rapid progress that has been made in the investigation into an attack on 12
journalists employed by the privately-owned Cadena Capriles press group on 13
August. The employee of a parastatal foundation was arrested two days later
and the prosecutor general's office said nine other people were being sought
on the basis of statements by victims and video and photos taken during the
"We would like to express our full support for Cadena Capriles,"
Reporters Without Borders said. "At the same time, we note that the government
has demonstrated a desire to ensure that violence does not go unpunished in
this case, as it previously did in response to the 3 August armed attack on
the privately-owned TV station Globovisión, by arresting the activist Lina
The press freedom organisation added: "Unfortunately, the media situation
is extremely polarised as result of new controversial legislation and recent
closures (see 2 August press release), and we fear the government may be
losing control of the radical activists that claim to be its supporters. A
national debate involving people of all political views is more than ever
needed to address the issue of the media."
The activist arrested on the evening of 15 August was Gabriel Uzcategui
Beaumont, 28, an employee of the Simón Rodriguez Foundation. He is suspected
of taking part in the violent attack on 12 Cadena Capriles journalists -

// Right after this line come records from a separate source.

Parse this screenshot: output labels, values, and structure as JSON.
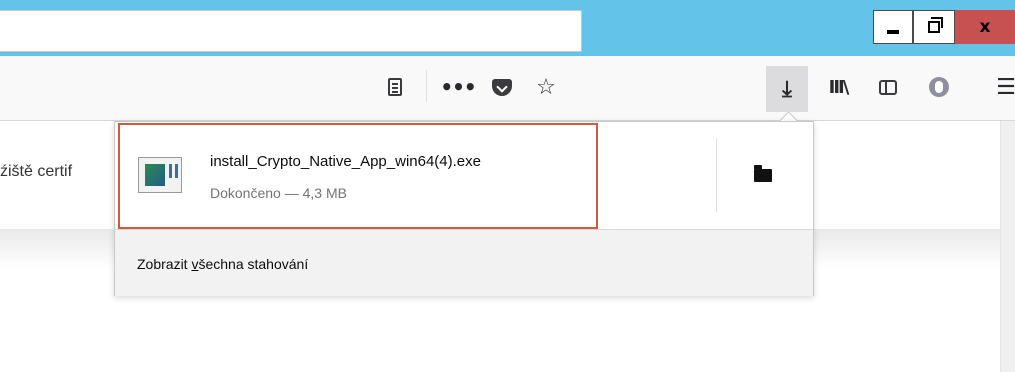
{
  "window": {
    "close_glyph": "x",
    "minimize_icon": "minimize-icon",
    "maximize_icon": "restore-icon"
  },
  "toolbar": {
    "icons": [
      "reader-view-icon",
      "more-actions-icon",
      "pocket-icon",
      "bookmark-star-icon",
      "download-icon",
      "library-icon",
      "sidebar-icon",
      "account-icon",
      "hamburger-menu-icon"
    ],
    "dots_glyph": "•••",
    "star_glyph": "☆",
    "download_glyph": "⤓",
    "library_glyph": "III\\",
    "menu_glyph": "☰"
  },
  "page": {
    "partial_text": "źiště certif"
  },
  "downloads_panel": {
    "item": {
      "file_name": "install_Crypto_Native_App_win64(4).exe",
      "status": "Dokončeno — 4,3 MB",
      "highlight_color": "#d05a3c"
    },
    "show_all_label_prefix": "Zobrazit ",
    "show_all_label_accesskey": "v",
    "show_all_label_suffix": "šechna stahování"
  },
  "colors": {
    "titlebar": "#63c3e9",
    "close_button": "#c75050"
  }
}
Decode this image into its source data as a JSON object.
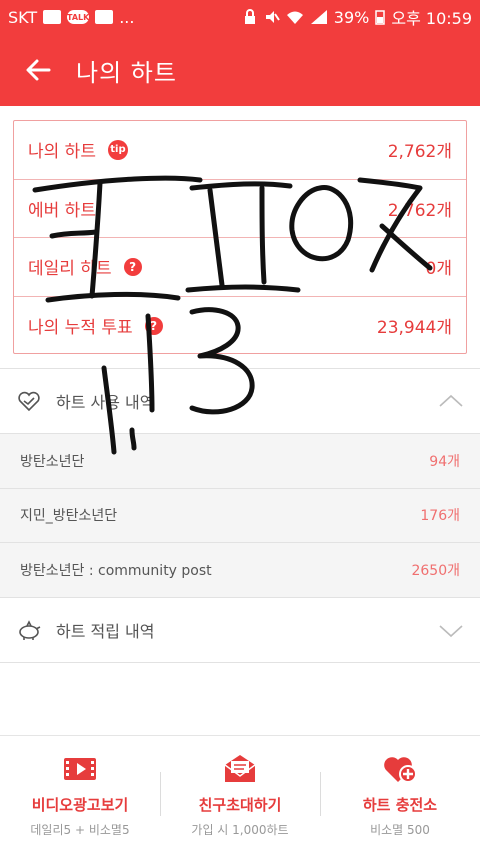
{
  "status_bar": {
    "carrier": "SKT",
    "overflow": "...",
    "battery": "39%",
    "time": "오후 10:59"
  },
  "appbar": {
    "back_icon": "arrow-left-icon",
    "title": "나의 하트"
  },
  "hearts": {
    "rows": [
      {
        "label": "나의 하트",
        "badge": "tip",
        "value": "2,762개"
      },
      {
        "label": "에버 하트",
        "badge": "",
        "value": "2,762개"
      },
      {
        "label": "데일리 하트",
        "badge": "?",
        "value": "0개"
      },
      {
        "label": "나의 누적 투표",
        "badge": "?",
        "value": "23,944개"
      }
    ]
  },
  "usage": {
    "title": "하트 사용 내역",
    "items": [
      {
        "name": "방탄소년단",
        "amount": "94개"
      },
      {
        "name": "지민_방탄소년단",
        "amount": "176개"
      },
      {
        "name": "방탄소년단 : community post",
        "amount": "2650개"
      }
    ]
  },
  "earn": {
    "title": "하트 적립 내역"
  },
  "bottom": {
    "video": {
      "label": "비디오광고보기",
      "sub": "데일리5 + 비소멸5"
    },
    "invite": {
      "label": "친구초대하기",
      "sub": "가입 시 1,000하트"
    },
    "charge": {
      "label": "하트 충전소",
      "sub": "비소멸 500"
    }
  },
  "colors": {
    "accent": "#f23d3d",
    "text_red": "#e63c3c",
    "scribble": "#111111"
  }
}
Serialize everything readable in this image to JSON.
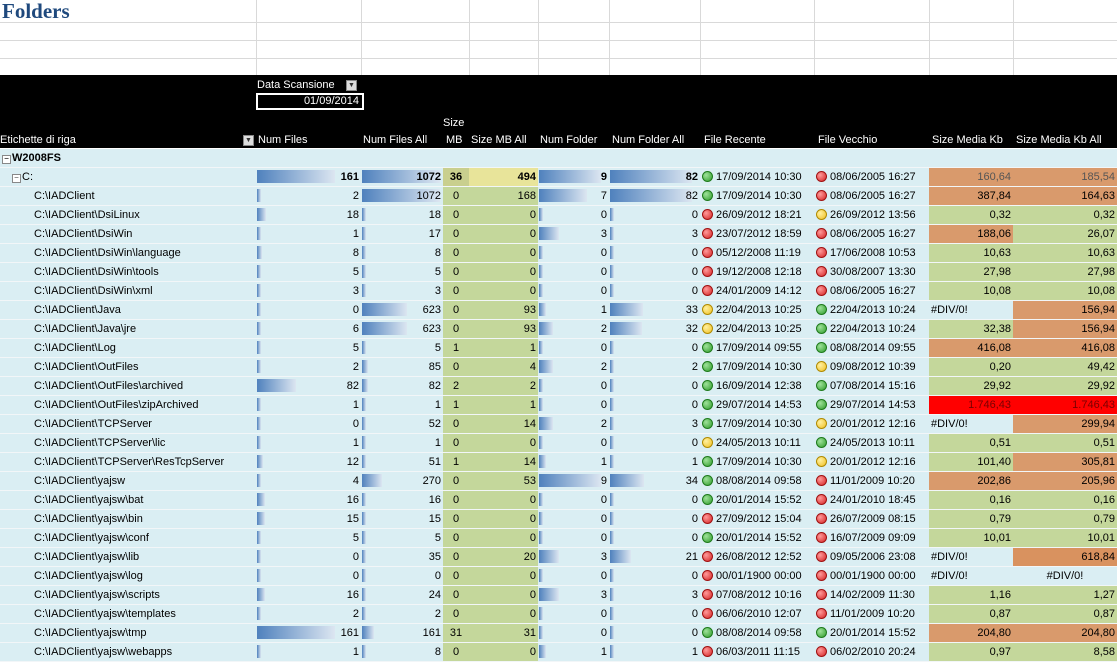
{
  "sheet_title": "Folders",
  "filter": {
    "label": "Data Scansione",
    "value": "01/09/2014"
  },
  "headers": {
    "row_labels": "Etichette di riga",
    "num_files": "Num Files",
    "num_files_all": "Num Files All",
    "size_mb_top": "Size",
    "size_mb_bottom": "MB",
    "size_mb_all": "Size MB All",
    "num_folder": "Num Folder",
    "num_folder_all": "Num Folder All",
    "file_recente": "File Recente",
    "file_vecchio": "File Vecchio",
    "size_media": "Size Media Kb",
    "size_media_all": "Size Media Kb All"
  },
  "colors": {
    "green": "#c4d79b",
    "yellow": "#ebe89a",
    "orange": "#d99a6c",
    "red": "#ff0000",
    "label_bg": "#daeef3"
  },
  "rows": [
    {
      "label": "W2008FS",
      "level": 0,
      "expander": "⊟",
      "bold": true,
      "nf": "",
      "nfa": "",
      "smb": "",
      "smba": "",
      "nfo": "",
      "nfoa": "",
      "rec_dot": "",
      "rec": "",
      "old_dot": "",
      "old": "",
      "sm": "",
      "sma": "",
      "nf_bar": 0,
      "nfa_bar": 0,
      "nfo_bar": 0,
      "nfoa_bar": 0,
      "sm_color": "",
      "sma_color": ""
    },
    {
      "label": "C:",
      "level": 1,
      "expander": "⊟",
      "bold": false,
      "subtotal": true,
      "nf": "161",
      "nfa": "1072",
      "smb": "36",
      "smba": "494",
      "nfo": "9",
      "nfoa": "82",
      "rec_dot": "green",
      "rec": "17/09/2014 10:30",
      "old_dot": "red",
      "old": "08/06/2005 16:27",
      "sm": "160,64",
      "sma": "185,54",
      "nf_bar": 1,
      "nfa_bar": 1,
      "nfo_bar": 1,
      "nfoa_bar": 1,
      "sm_color": "orange",
      "sma_color": "orange"
    },
    {
      "label": "C:\\IADClient",
      "level": 2,
      "nf": "2",
      "nfa": "1072",
      "smb": "0",
      "smba": "168",
      "nfo": "7",
      "nfoa": "82",
      "rec_dot": "green",
      "rec": "17/09/2014 10:30",
      "old_dot": "red",
      "old": "08/06/2005 16:27",
      "sm": "387,84",
      "sma": "164,63",
      "nf_bar": 0.05,
      "nfa_bar": 1,
      "nfo_bar": 0.78,
      "nfoa_bar": 1,
      "sm_color": "orange",
      "sma_color": "orange"
    },
    {
      "label": "C:\\IADClient\\DsiLinux",
      "level": 2,
      "nf": "18",
      "nfa": "18",
      "smb": "0",
      "smba": "0",
      "nfo": "0",
      "nfoa": "0",
      "rec_dot": "red",
      "rec": "26/09/2012 18:21",
      "old_dot": "yellow",
      "old": "26/09/2012 13:56",
      "sm": "0,32",
      "sma": "0,32",
      "nf_bar": 0.12,
      "nfa_bar": 0.04,
      "nfo_bar": 0.04,
      "nfoa_bar": 0.02,
      "sm_color": "green",
      "sma_color": "green"
    },
    {
      "label": "C:\\IADClient\\DsiWin",
      "level": 2,
      "nf": "1",
      "nfa": "17",
      "smb": "0",
      "smba": "0",
      "nfo": "3",
      "nfoa": "3",
      "rec_dot": "red",
      "rec": "23/07/2012 18:59",
      "old_dot": "red",
      "old": "08/06/2005 16:27",
      "sm": "188,06",
      "sma": "26,07",
      "nf_bar": 0.05,
      "nfa_bar": 0.04,
      "nfo_bar": 0.33,
      "nfoa_bar": 0.04,
      "sm_color": "orange",
      "sma_color": "green"
    },
    {
      "label": "C:\\IADClient\\DsiWin\\language",
      "level": 2,
      "nf": "8",
      "nfa": "8",
      "smb": "0",
      "smba": "0",
      "nfo": "0",
      "nfoa": "0",
      "rec_dot": "red",
      "rec": "05/12/2008 11:19",
      "old_dot": "red",
      "old": "17/06/2008 10:53",
      "sm": "10,63",
      "sma": "10,63",
      "nf_bar": 0.06,
      "nfa_bar": 0.02,
      "nfo_bar": 0.04,
      "nfoa_bar": 0.02,
      "sm_color": "green",
      "sma_color": "green"
    },
    {
      "label": "C:\\IADClient\\DsiWin\\tools",
      "level": 2,
      "nf": "5",
      "nfa": "5",
      "smb": "0",
      "smba": "0",
      "nfo": "0",
      "nfoa": "0",
      "rec_dot": "red",
      "rec": "19/12/2008 12:18",
      "old_dot": "red",
      "old": "30/08/2007 13:30",
      "sm": "27,98",
      "sma": "27,98",
      "nf_bar": 0.05,
      "nfa_bar": 0.02,
      "nfo_bar": 0.04,
      "nfoa_bar": 0.02,
      "sm_color": "green",
      "sma_color": "green"
    },
    {
      "label": "C:\\IADClient\\DsiWin\\xml",
      "level": 2,
      "nf": "3",
      "nfa": "3",
      "smb": "0",
      "smba": "0",
      "nfo": "0",
      "nfoa": "0",
      "rec_dot": "red",
      "rec": "24/01/2009 14:12",
      "old_dot": "red",
      "old": "08/06/2005 16:27",
      "sm": "10,08",
      "sma": "10,08",
      "nf_bar": 0.05,
      "nfa_bar": 0.02,
      "nfo_bar": 0.04,
      "nfoa_bar": 0.02,
      "sm_color": "green",
      "sma_color": "green"
    },
    {
      "label": "C:\\IADClient\\Java",
      "level": 2,
      "nf": "0",
      "nfa": "623",
      "smb": "0",
      "smba": "93",
      "nfo": "1",
      "nfoa": "33",
      "rec_dot": "yellow",
      "rec": "22/04/2013 10:25",
      "old_dot": "green",
      "old": "22/04/2013 10:24",
      "sm": "#DIV/0!",
      "sma": "156,94",
      "nf_bar": 0,
      "nfa_bar": 0.58,
      "nfo_bar": 0.11,
      "nfoa_bar": 0.4,
      "sm_color": "none",
      "sma_color": "orange"
    },
    {
      "label": "C:\\IADClient\\Java\\jre",
      "level": 2,
      "nf": "6",
      "nfa": "623",
      "smb": "0",
      "smba": "93",
      "nfo": "2",
      "nfoa": "32",
      "rec_dot": "yellow",
      "rec": "22/04/2013 10:25",
      "old_dot": "green",
      "old": "22/04/2013 10:24",
      "sm": "32,38",
      "sma": "156,94",
      "nf_bar": 0.05,
      "nfa_bar": 0.58,
      "nfo_bar": 0.22,
      "nfoa_bar": 0.39,
      "sm_color": "green",
      "sma_color": "orange"
    },
    {
      "label": "C:\\IADClient\\Log",
      "level": 2,
      "nf": "5",
      "nfa": "5",
      "smb": "1",
      "smba": "1",
      "nfo": "0",
      "nfoa": "0",
      "rec_dot": "green",
      "rec": "17/09/2014 09:55",
      "old_dot": "green",
      "old": "08/08/2014 09:55",
      "sm": "416,08",
      "sma": "416,08",
      "nf_bar": 0.05,
      "nfa_bar": 0.02,
      "nfo_bar": 0.04,
      "nfoa_bar": 0.02,
      "sm_color": "orange",
      "sma_color": "orange"
    },
    {
      "label": "C:\\IADClient\\OutFiles",
      "level": 2,
      "nf": "2",
      "nfa": "85",
      "smb": "0",
      "smba": "4",
      "nfo": "2",
      "nfoa": "2",
      "rec_dot": "green",
      "rec": "17/09/2014 10:30",
      "old_dot": "yellow",
      "old": "09/08/2012 10:39",
      "sm": "0,20",
      "sma": "49,42",
      "nf_bar": 0.05,
      "nfa_bar": 0.08,
      "nfo_bar": 0.22,
      "nfoa_bar": 0.03,
      "sm_color": "green",
      "sma_color": "green"
    },
    {
      "label": "C:\\IADClient\\OutFiles\\archived",
      "level": 2,
      "nf": "82",
      "nfa": "82",
      "smb": "2",
      "smba": "2",
      "nfo": "0",
      "nfoa": "0",
      "rec_dot": "green",
      "rec": "16/09/2014 12:38",
      "old_dot": "green",
      "old": "07/08/2014 15:16",
      "sm": "29,92",
      "sma": "29,92",
      "nf_bar": 0.5,
      "nfa_bar": 0.08,
      "nfo_bar": 0.04,
      "nfoa_bar": 0.02,
      "sm_color": "green",
      "sma_color": "green"
    },
    {
      "label": "C:\\IADClient\\OutFiles\\zipArchived",
      "level": 2,
      "nf": "1",
      "nfa": "1",
      "smb": "1",
      "smba": "1",
      "nfo": "0",
      "nfoa": "0",
      "rec_dot": "green",
      "rec": "29/07/2014 14:53",
      "old_dot": "green",
      "old": "29/07/2014 14:53",
      "sm": "1.746,43",
      "sma": "1.746,43",
      "nf_bar": 0.05,
      "nfa_bar": 0.02,
      "nfo_bar": 0.04,
      "nfoa_bar": 0.02,
      "sm_color": "red",
      "sma_color": "red"
    },
    {
      "label": "C:\\IADClient\\TCPServer",
      "level": 2,
      "nf": "0",
      "nfa": "52",
      "smb": "0",
      "smba": "14",
      "nfo": "2",
      "nfoa": "3",
      "rec_dot": "green",
      "rec": "17/09/2014 10:30",
      "old_dot": "yellow",
      "old": "20/01/2012 12:16",
      "sm": "#DIV/0!",
      "sma": "299,94",
      "nf_bar": 0,
      "nfa_bar": 0.05,
      "nfo_bar": 0.22,
      "nfoa_bar": 0.04,
      "sm_color": "none",
      "sma_color": "orange"
    },
    {
      "label": "C:\\IADClient\\TCPServer\\lic",
      "level": 2,
      "nf": "1",
      "nfa": "1",
      "smb": "0",
      "smba": "0",
      "nfo": "0",
      "nfoa": "0",
      "rec_dot": "yellow",
      "rec": "24/05/2013 10:11",
      "old_dot": "green",
      "old": "24/05/2013 10:11",
      "sm": "0,51",
      "sma": "0,51",
      "nf_bar": 0.05,
      "nfa_bar": 0.02,
      "nfo_bar": 0.04,
      "nfoa_bar": 0.02,
      "sm_color": "green",
      "sma_color": "green"
    },
    {
      "label": "C:\\IADClient\\TCPServer\\ResTcpServer",
      "level": 2,
      "nf": "12",
      "nfa": "51",
      "smb": "1",
      "smba": "14",
      "nfo": "1",
      "nfoa": "1",
      "rec_dot": "green",
      "rec": "17/09/2014 10:30",
      "old_dot": "yellow",
      "old": "20/01/2012 12:16",
      "sm": "101,40",
      "sma": "305,81",
      "nf_bar": 0.08,
      "nfa_bar": 0.05,
      "nfo_bar": 0.11,
      "nfoa_bar": 0.02,
      "sm_color": "green",
      "sma_color": "orange"
    },
    {
      "label": "C:\\IADClient\\yajsw",
      "level": 2,
      "nf": "4",
      "nfa": "270",
      "smb": "0",
      "smba": "53",
      "nfo": "9",
      "nfoa": "34",
      "rec_dot": "green",
      "rec": "08/08/2014 09:58",
      "old_dot": "red",
      "old": "11/01/2009 10:20",
      "sm": "202,86",
      "sma": "205,96",
      "nf_bar": 0.05,
      "nfa_bar": 0.25,
      "nfo_bar": 1,
      "nfoa_bar": 0.41,
      "sm_color": "orange",
      "sma_color": "orange"
    },
    {
      "label": "C:\\IADClient\\yajsw\\bat",
      "level": 2,
      "nf": "16",
      "nfa": "16",
      "smb": "0",
      "smba": "0",
      "nfo": "0",
      "nfoa": "0",
      "rec_dot": "green",
      "rec": "20/01/2014 15:52",
      "old_dot": "red",
      "old": "24/01/2010 18:45",
      "sm": "0,16",
      "sma": "0,16",
      "nf_bar": 0.1,
      "nfa_bar": 0.03,
      "nfo_bar": 0.04,
      "nfoa_bar": 0.02,
      "sm_color": "green",
      "sma_color": "green"
    },
    {
      "label": "C:\\IADClient\\yajsw\\bin",
      "level": 2,
      "nf": "15",
      "nfa": "15",
      "smb": "0",
      "smba": "0",
      "nfo": "0",
      "nfoa": "0",
      "rec_dot": "red",
      "rec": "27/09/2012 15:04",
      "old_dot": "red",
      "old": "26/07/2009 08:15",
      "sm": "0,79",
      "sma": "0,79",
      "nf_bar": 0.1,
      "nfa_bar": 0.03,
      "nfo_bar": 0.04,
      "nfoa_bar": 0.02,
      "sm_color": "green",
      "sma_color": "green"
    },
    {
      "label": "C:\\IADClient\\yajsw\\conf",
      "level": 2,
      "nf": "5",
      "nfa": "5",
      "smb": "0",
      "smba": "0",
      "nfo": "0",
      "nfoa": "0",
      "rec_dot": "green",
      "rec": "20/01/2014 15:52",
      "old_dot": "red",
      "old": "16/07/2009 09:09",
      "sm": "10,01",
      "sma": "10,01",
      "nf_bar": 0.05,
      "nfa_bar": 0.02,
      "nfo_bar": 0.04,
      "nfoa_bar": 0.02,
      "sm_color": "green",
      "sma_color": "green"
    },
    {
      "label": "C:\\IADClient\\yajsw\\lib",
      "level": 2,
      "nf": "0",
      "nfa": "35",
      "smb": "0",
      "smba": "20",
      "nfo": "3",
      "nfoa": "21",
      "rec_dot": "red",
      "rec": "26/08/2012 12:52",
      "old_dot": "red",
      "old": "09/05/2006 23:08",
      "sm": "#DIV/0!",
      "sma": "618,84",
      "nf_bar": 0,
      "nfa_bar": 0.04,
      "nfo_bar": 0.33,
      "nfoa_bar": 0.26,
      "sm_color": "none",
      "sma_color": "darkorange"
    },
    {
      "label": "C:\\IADClient\\yajsw\\log",
      "level": 2,
      "nf": "0",
      "nfa": "0",
      "smb": "0",
      "smba": "0",
      "nfo": "0",
      "nfoa": "0",
      "rec_dot": "red",
      "rec": "00/01/1900 00:00",
      "old_dot": "red",
      "old": "00/01/1900 00:00",
      "sm": "#DIV/0!",
      "sma": "#DIV/0!",
      "nf_bar": 0,
      "nfa_bar": 0,
      "nfo_bar": 0.04,
      "nfoa_bar": 0.02,
      "sm_color": "none",
      "sma_color": "none",
      "center_div": true
    },
    {
      "label": "C:\\IADClient\\yajsw\\scripts",
      "level": 2,
      "nf": "16",
      "nfa": "24",
      "smb": "0",
      "smba": "0",
      "nfo": "3",
      "nfoa": "3",
      "rec_dot": "red",
      "rec": "07/08/2012 10:16",
      "old_dot": "red",
      "old": "14/02/2009 11:30",
      "sm": "1,16",
      "sma": "1,27",
      "nf_bar": 0.1,
      "nfa_bar": 0.03,
      "nfo_bar": 0.33,
      "nfoa_bar": 0.04,
      "sm_color": "green",
      "sma_color": "green"
    },
    {
      "label": "C:\\IADClient\\yajsw\\templates",
      "level": 2,
      "nf": "2",
      "nfa": "2",
      "smb": "0",
      "smba": "0",
      "nfo": "0",
      "nfoa": "0",
      "rec_dot": "red",
      "rec": "06/06/2010 12:07",
      "old_dot": "red",
      "old": "11/01/2009 10:20",
      "sm": "0,87",
      "sma": "0,87",
      "nf_bar": 0.05,
      "nfa_bar": 0.02,
      "nfo_bar": 0.04,
      "nfoa_bar": 0.02,
      "sm_color": "green",
      "sma_color": "green"
    },
    {
      "label": "C:\\IADClient\\yajsw\\tmp",
      "level": 2,
      "nf": "161",
      "nfa": "161",
      "smb": "31",
      "smba": "31",
      "nfo": "0",
      "nfoa": "0",
      "rec_dot": "green",
      "rec": "08/08/2014 09:58",
      "old_dot": "green",
      "old": "20/01/2014 15:52",
      "sm": "204,80",
      "sma": "204,80",
      "nf_bar": 1,
      "nfa_bar": 0.15,
      "nfo_bar": 0.04,
      "nfoa_bar": 0.02,
      "sm_color": "orange",
      "sma_color": "orange"
    },
    {
      "label": "C:\\IADClient\\yajsw\\webapps",
      "level": 2,
      "nf": "1",
      "nfa": "8",
      "smb": "0",
      "smba": "0",
      "nfo": "1",
      "nfoa": "1",
      "rec_dot": "red",
      "rec": "06/03/2011 11:15",
      "old_dot": "red",
      "old": "06/02/2010 20:24",
      "sm": "0,97",
      "sma": "8,58",
      "nf_bar": 0.05,
      "nfa_bar": 0.02,
      "nfo_bar": 0.11,
      "nfoa_bar": 0.02,
      "sm_color": "green",
      "sma_color": "green"
    }
  ]
}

Octavio Hernandez, Manuel Alejandro alvarez, Gabriela Iribarren, Jesús
Hurtado, Marco Ruiz, Usbaldo Arrieta, Fernando Penalver, Marie Rondón, Greasi
Bolanos, Glexis Pastran, César Batiz and Sergio Moreno Gonzalez - eight of
whom were badly injured.
The journalists were staging a peaceful demonstration in the centre of
Caracas against certain articles in a new education law concerning the media
when they were attacked by militants shouting accusations that they were
"defenders of the oligarchy." The media owned by the Cadena Capriles group
include Ultimas Noticias, Venezuela's leading daily.
President Hugo Chavez condemned the attack without reservation in a
televised address shortly after Uzcategui's arrest. He also condemned the 3
August violence against Globovisión, although the station is openly critical
of him and he often accuses it of practicing "media terrorism" on the air (see
the 21 July press release).
The government's latest media legislation is proving very controversial.
The national assembly recently rejected a bill that would have made media
crimes punishable by up to four years in prison. But, on 13 August, it passed
an education bill that incorporated some of the provisions of the previous
bill concerning the media and "public decency" and "mental health."
For further information:
For further information: Katherine Borlongan, secretary general,
Reporters Without Borders, (514) 521-4111, Cell: (514) 258-4188, Fax: (514)